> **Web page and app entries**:
########

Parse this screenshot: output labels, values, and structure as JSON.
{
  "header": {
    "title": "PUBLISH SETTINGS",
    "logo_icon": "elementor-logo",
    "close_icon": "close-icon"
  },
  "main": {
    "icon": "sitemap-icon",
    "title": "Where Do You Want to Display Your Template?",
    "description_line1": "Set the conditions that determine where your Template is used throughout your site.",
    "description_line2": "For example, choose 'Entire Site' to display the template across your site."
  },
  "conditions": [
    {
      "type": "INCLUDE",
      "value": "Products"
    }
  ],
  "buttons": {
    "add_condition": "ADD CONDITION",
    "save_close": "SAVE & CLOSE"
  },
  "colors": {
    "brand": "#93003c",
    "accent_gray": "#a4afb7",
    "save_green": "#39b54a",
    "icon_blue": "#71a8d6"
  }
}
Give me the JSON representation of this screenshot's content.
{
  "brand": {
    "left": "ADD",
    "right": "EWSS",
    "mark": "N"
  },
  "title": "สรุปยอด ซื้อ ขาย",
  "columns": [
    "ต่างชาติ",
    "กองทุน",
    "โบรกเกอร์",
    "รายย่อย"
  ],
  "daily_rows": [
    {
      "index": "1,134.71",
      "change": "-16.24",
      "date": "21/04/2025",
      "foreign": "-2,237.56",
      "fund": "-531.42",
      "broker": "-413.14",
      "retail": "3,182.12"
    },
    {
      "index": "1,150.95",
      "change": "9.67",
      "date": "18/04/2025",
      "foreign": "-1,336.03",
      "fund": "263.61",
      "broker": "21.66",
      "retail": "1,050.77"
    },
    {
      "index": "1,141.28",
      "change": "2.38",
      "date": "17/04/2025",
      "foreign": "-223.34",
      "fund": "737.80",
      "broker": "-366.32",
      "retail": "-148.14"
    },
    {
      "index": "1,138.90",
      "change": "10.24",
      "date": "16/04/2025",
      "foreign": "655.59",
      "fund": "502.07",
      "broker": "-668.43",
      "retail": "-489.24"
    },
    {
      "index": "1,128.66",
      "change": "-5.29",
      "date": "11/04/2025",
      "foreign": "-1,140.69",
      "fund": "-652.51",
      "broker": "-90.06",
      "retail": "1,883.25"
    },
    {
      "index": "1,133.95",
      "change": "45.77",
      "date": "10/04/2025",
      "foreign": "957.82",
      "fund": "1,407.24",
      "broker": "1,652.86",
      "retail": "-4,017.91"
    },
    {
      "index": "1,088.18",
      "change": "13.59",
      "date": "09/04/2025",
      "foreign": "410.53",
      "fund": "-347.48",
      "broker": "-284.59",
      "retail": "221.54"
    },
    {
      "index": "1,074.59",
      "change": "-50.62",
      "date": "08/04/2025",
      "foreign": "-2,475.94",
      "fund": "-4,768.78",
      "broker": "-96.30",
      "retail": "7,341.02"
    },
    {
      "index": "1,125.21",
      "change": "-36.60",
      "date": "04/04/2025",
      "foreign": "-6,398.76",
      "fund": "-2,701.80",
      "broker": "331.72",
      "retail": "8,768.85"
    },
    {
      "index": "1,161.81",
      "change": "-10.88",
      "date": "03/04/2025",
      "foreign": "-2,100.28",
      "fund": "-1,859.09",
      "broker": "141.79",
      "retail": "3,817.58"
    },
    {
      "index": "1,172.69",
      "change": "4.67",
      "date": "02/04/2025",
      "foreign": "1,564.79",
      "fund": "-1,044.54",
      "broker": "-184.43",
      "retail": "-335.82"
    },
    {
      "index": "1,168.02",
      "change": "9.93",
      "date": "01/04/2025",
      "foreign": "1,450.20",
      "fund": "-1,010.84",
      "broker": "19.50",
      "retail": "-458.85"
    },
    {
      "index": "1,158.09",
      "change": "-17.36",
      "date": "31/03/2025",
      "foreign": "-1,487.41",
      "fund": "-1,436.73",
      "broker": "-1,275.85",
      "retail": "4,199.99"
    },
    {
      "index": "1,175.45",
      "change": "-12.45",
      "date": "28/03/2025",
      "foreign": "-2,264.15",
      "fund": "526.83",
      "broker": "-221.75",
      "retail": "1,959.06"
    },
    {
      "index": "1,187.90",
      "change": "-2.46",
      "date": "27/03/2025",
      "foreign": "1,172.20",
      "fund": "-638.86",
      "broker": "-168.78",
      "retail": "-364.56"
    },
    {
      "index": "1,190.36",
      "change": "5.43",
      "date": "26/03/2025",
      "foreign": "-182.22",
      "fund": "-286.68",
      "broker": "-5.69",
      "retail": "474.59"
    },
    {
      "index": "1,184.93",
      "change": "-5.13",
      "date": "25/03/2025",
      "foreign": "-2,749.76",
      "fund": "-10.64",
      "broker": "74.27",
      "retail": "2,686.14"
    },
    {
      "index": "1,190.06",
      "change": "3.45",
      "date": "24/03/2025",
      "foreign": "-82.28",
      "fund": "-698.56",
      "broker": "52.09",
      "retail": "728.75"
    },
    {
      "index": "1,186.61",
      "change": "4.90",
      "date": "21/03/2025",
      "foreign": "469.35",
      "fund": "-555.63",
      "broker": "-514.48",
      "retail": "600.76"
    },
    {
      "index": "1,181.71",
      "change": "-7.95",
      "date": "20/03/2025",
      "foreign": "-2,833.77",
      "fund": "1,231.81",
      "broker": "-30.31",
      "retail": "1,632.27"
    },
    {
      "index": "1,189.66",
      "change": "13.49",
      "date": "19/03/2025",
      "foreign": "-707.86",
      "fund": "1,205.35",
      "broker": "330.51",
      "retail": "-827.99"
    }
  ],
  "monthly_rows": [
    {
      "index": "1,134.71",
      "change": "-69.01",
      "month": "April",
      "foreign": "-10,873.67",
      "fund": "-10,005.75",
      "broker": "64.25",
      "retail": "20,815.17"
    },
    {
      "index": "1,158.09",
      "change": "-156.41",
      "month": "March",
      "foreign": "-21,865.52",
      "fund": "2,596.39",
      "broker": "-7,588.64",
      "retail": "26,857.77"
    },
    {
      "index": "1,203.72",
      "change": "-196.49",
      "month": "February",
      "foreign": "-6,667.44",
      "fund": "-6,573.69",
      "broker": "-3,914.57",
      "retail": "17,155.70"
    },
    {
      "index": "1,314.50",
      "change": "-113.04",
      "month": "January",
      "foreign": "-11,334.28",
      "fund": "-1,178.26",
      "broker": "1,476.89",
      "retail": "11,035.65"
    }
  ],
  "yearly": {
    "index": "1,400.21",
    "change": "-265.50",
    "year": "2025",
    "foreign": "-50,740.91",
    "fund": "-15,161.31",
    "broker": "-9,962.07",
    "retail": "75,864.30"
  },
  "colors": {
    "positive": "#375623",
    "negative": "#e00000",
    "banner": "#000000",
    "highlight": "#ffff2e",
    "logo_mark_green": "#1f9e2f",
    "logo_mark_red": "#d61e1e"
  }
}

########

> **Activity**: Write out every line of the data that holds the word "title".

> **Answer area**:
    "title": "PUBLISH SETTINGS",
    "title": "Where Do You Want to Display Your Template?",
  "title": "สรุปยอด ซื้อ ขาย",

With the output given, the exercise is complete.